*WHAT THE TASK ASKS*:
An exact reprint of every record below is required, with the pictures left out.

*EXCERPTED RECORDS*:
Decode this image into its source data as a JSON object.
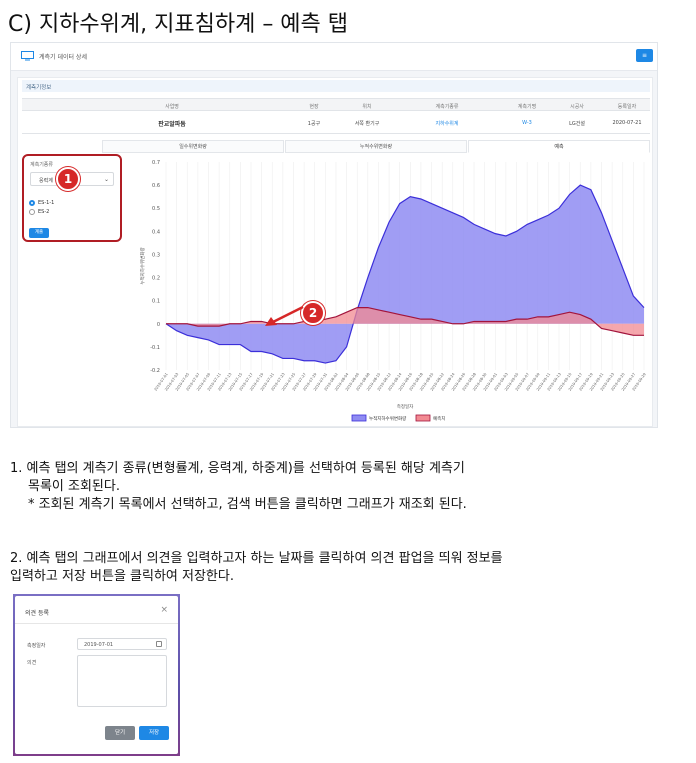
{
  "heading": "C) 지하수위계, 지표침하계 – 예측 탭",
  "screen": {
    "title": "계측기 데이터 상세",
    "menu_icon": "list-icon",
    "section_title": "계측기정보",
    "info": {
      "headers": [
        "사업명",
        "현장",
        "위치",
        "계측기종류",
        "계측기명",
        "시공사",
        "등록일자"
      ],
      "values": [
        "판교알파돔",
        "1공구",
        "서쪽 환기구",
        "지하수위계",
        "W-3",
        "LG건설",
        "2020-07-21"
      ]
    },
    "tabs": [
      {
        "label": "일수위변화량"
      },
      {
        "label": "누적수위변화량"
      },
      {
        "label": "예측"
      }
    ],
    "sidebar": {
      "label": "계측기종류",
      "select_value": "응력계",
      "radios": [
        {
          "label": "ES-1-1",
          "checked": true
        },
        {
          "label": "ES-2",
          "checked": false
        }
      ],
      "search_label": "계출"
    },
    "badges": [
      "1",
      "2"
    ]
  },
  "chart_data": {
    "type": "area",
    "ylabel": "누적지하수위변화량",
    "xlabel": "측정일자",
    "ylim": [
      -0.2,
      0.7
    ],
    "yticks": [
      0.7,
      0.6,
      0.5,
      0.4,
      0.3,
      0.2,
      0.1,
      0,
      -0.1,
      -0.2
    ],
    "x": [
      "2019-07-01",
      "2019-07-03",
      "2019-07-05",
      "2019-07-07",
      "2019-07-09",
      "2019-07-11",
      "2019-07-13",
      "2019-07-15",
      "2019-07-17",
      "2019-07-19",
      "2019-07-21",
      "2019-07-23",
      "2019-07-25",
      "2019-07-27",
      "2019-07-29",
      "2019-07-31",
      "2019-08-02",
      "2019-08-04",
      "2019-08-06",
      "2019-08-08",
      "2019-08-10",
      "2019-08-12",
      "2019-08-14",
      "2019-08-16",
      "2019-08-18",
      "2019-08-20",
      "2019-08-22",
      "2019-08-24",
      "2019-08-26",
      "2019-08-28",
      "2019-08-30",
      "2019-09-01",
      "2019-09-03",
      "2019-09-05",
      "2019-09-07",
      "2019-09-09",
      "2019-09-11",
      "2019-09-13",
      "2019-09-15",
      "2019-09-17",
      "2019-09-19",
      "2019-09-21",
      "2019-09-23",
      "2019-09-25",
      "2019-09-27",
      "2019-09-29"
    ],
    "series": [
      {
        "name": "누적지하수위변화량",
        "color": "#3b2fd9",
        "fill": "#8f8cf2",
        "values": [
          0.0,
          -0.03,
          -0.05,
          -0.06,
          -0.07,
          -0.09,
          -0.09,
          -0.09,
          -0.12,
          -0.12,
          -0.13,
          -0.15,
          -0.15,
          -0.16,
          -0.16,
          -0.17,
          -0.16,
          -0.1,
          0.06,
          0.2,
          0.33,
          0.44,
          0.52,
          0.55,
          0.54,
          0.52,
          0.5,
          0.48,
          0.46,
          0.43,
          0.41,
          0.39,
          0.38,
          0.4,
          0.43,
          0.45,
          0.47,
          0.5,
          0.56,
          0.6,
          0.58,
          0.48,
          0.36,
          0.24,
          0.12,
          0.07
        ]
      },
      {
        "name": "예측치",
        "color": "#a2143c",
        "fill": "#f28a92",
        "values": [
          0.0,
          0.0,
          0.0,
          -0.01,
          -0.01,
          -0.01,
          0.0,
          0.0,
          0.01,
          0.01,
          0.0,
          0.0,
          0.0,
          0.01,
          0.01,
          0.02,
          0.03,
          0.05,
          0.07,
          0.07,
          0.06,
          0.05,
          0.04,
          0.03,
          0.02,
          0.02,
          0.01,
          0.0,
          0.0,
          0.01,
          0.01,
          0.01,
          0.01,
          0.02,
          0.02,
          0.03,
          0.03,
          0.04,
          0.05,
          0.04,
          0.02,
          -0.02,
          -0.03,
          -0.04,
          -0.05,
          -0.05
        ]
      }
    ],
    "legend": "bottom"
  },
  "steps": {
    "line1a": "1. 예측 탭의 계측기 종류(변형률계, 응력계, 하중계)를 선택하여 등록된 해당 계측기",
    "line1b": "목록이 조회된다.",
    "line1c": "* 조회된 계측기 목록에서 선택하고, 검색 버튼을 클릭하면 그래프가 재조회 된다.",
    "line2a": "2. 예측 탭의 그래프에서 의견을 입력하고자 하는 날짜를 클릭하여 의견 팝업을 띄워 정보를",
    "line2b": "입력하고 저장 버튼을 클릭하여 저장한다."
  },
  "popup": {
    "title": "의견 등록",
    "date_label": "측정일자",
    "date_value": "2019-07-01",
    "opinion_label": "의견",
    "close_label": "닫기",
    "save_label": "저장"
  }
}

*TASK RESULT*:
Decode this image into its source data as a JSON object.
{
  "heading": "C) 지하수위계, 지표침하계 – 예측 탭",
  "screen": {
    "title": "계측기 데이터 상세",
    "menu_icon": "list-icon",
    "section_title": "계측기정보",
    "info": {
      "headers": [
        "사업명",
        "현장",
        "위치",
        "계측기종류",
        "계측기명",
        "시공사",
        "등록일자"
      ],
      "values": [
        "판교알파돔",
        "1공구",
        "서쪽 환기구",
        "지하수위계",
        "W-3",
        "LG건설",
        "2020-07-21"
      ]
    },
    "tabs": [
      {
        "label": "일수위변화량"
      },
      {
        "label": "누적수위변화량"
      },
      {
        "label": "예측"
      }
    ],
    "sidebar": {
      "label": "계측기종류",
      "select_value": "응력계",
      "radios": [
        {
          "label": "ES-1-1",
          "checked": true
        },
        {
          "label": "ES-2",
          "checked": false
        }
      ],
      "search_label": "계출"
    },
    "badges": [
      "1",
      "2"
    ]
  },
  "chart_data": {
    "type": "area",
    "ylabel": "누적지하수위변화량",
    "xlabel": "측정일자",
    "ylim": [
      -0.2,
      0.7
    ],
    "yticks": [
      0.7,
      0.6,
      0.5,
      0.4,
      0.3,
      0.2,
      0.1,
      0,
      -0.1,
      -0.2
    ],
    "x": [
      "2019-07-01",
      "2019-07-03",
      "2019-07-05",
      "2019-07-07",
      "2019-07-09",
      "2019-07-11",
      "2019-07-13",
      "2019-07-15",
      "2019-07-17",
      "2019-07-19",
      "2019-07-21",
      "2019-07-23",
      "2019-07-25",
      "2019-07-27",
      "2019-07-29",
      "2019-07-31",
      "2019-08-02",
      "2019-08-04",
      "2019-08-06",
      "2019-08-08",
      "2019-08-10",
      "2019-08-12",
      "2019-08-14",
      "2019-08-16",
      "2019-08-18",
      "2019-08-20",
      "2019-08-22",
      "2019-08-24",
      "2019-08-26",
      "2019-08-28",
      "2019-08-30",
      "2019-09-01",
      "2019-09-03",
      "2019-09-05",
      "2019-09-07",
      "2019-09-09",
      "2019-09-11",
      "2019-09-13",
      "2019-09-15",
      "2019-09-17",
      "2019-09-19",
      "2019-09-21",
      "2019-09-23",
      "2019-09-25",
      "2019-09-27",
      "2019-09-29"
    ],
    "series": [
      {
        "name": "누적지하수위변화량",
        "color": "#3b2fd9",
        "fill": "#8f8cf2",
        "values": [
          0.0,
          -0.03,
          -0.05,
          -0.06,
          -0.07,
          -0.09,
          -0.09,
          -0.09,
          -0.12,
          -0.12,
          -0.13,
          -0.15,
          -0.15,
          -0.16,
          -0.16,
          -0.17,
          -0.16,
          -0.1,
          0.06,
          0.2,
          0.33,
          0.44,
          0.52,
          0.55,
          0.54,
          0.52,
          0.5,
          0.48,
          0.46,
          0.43,
          0.41,
          0.39,
          0.38,
          0.4,
          0.43,
          0.45,
          0.47,
          0.5,
          0.56,
          0.6,
          0.58,
          0.48,
          0.36,
          0.24,
          0.12,
          0.07
        ]
      },
      {
        "name": "예측치",
        "color": "#a2143c",
        "fill": "#f28a92",
        "values": [
          0.0,
          0.0,
          0.0,
          -0.01,
          -0.01,
          -0.01,
          0.0,
          0.0,
          0.01,
          0.01,
          0.0,
          0.0,
          0.0,
          0.01,
          0.01,
          0.02,
          0.03,
          0.05,
          0.07,
          0.07,
          0.06,
          0.05,
          0.04,
          0.03,
          0.02,
          0.02,
          0.01,
          0.0,
          0.0,
          0.01,
          0.01,
          0.01,
          0.01,
          0.02,
          0.02,
          0.03,
          0.03,
          0.04,
          0.05,
          0.04,
          0.02,
          -0.02,
          -0.03,
          -0.04,
          -0.05,
          -0.05
        ]
      }
    ],
    "legend": "bottom"
  },
  "steps": {
    "line1a": "1. 예측 탭의 계측기 종류(변형률계, 응력계, 하중계)를 선택하여 등록된 해당 계측기",
    "line1b": "목록이 조회된다.",
    "line1c": "* 조회된 계측기 목록에서 선택하고, 검색 버튼을 클릭하면 그래프가 재조회 된다.",
    "line2a": "2. 예측 탭의 그래프에서 의견을 입력하고자 하는 날짜를 클릭하여 의견 팝업을 띄워 정보를",
    "line2b": "입력하고 저장 버튼을 클릭하여 저장한다."
  },
  "popup": {
    "title": "의견 등록",
    "date_label": "측정일자",
    "date_value": "2019-07-01",
    "opinion_label": "의견",
    "close_label": "닫기",
    "save_label": "저장"
  }
}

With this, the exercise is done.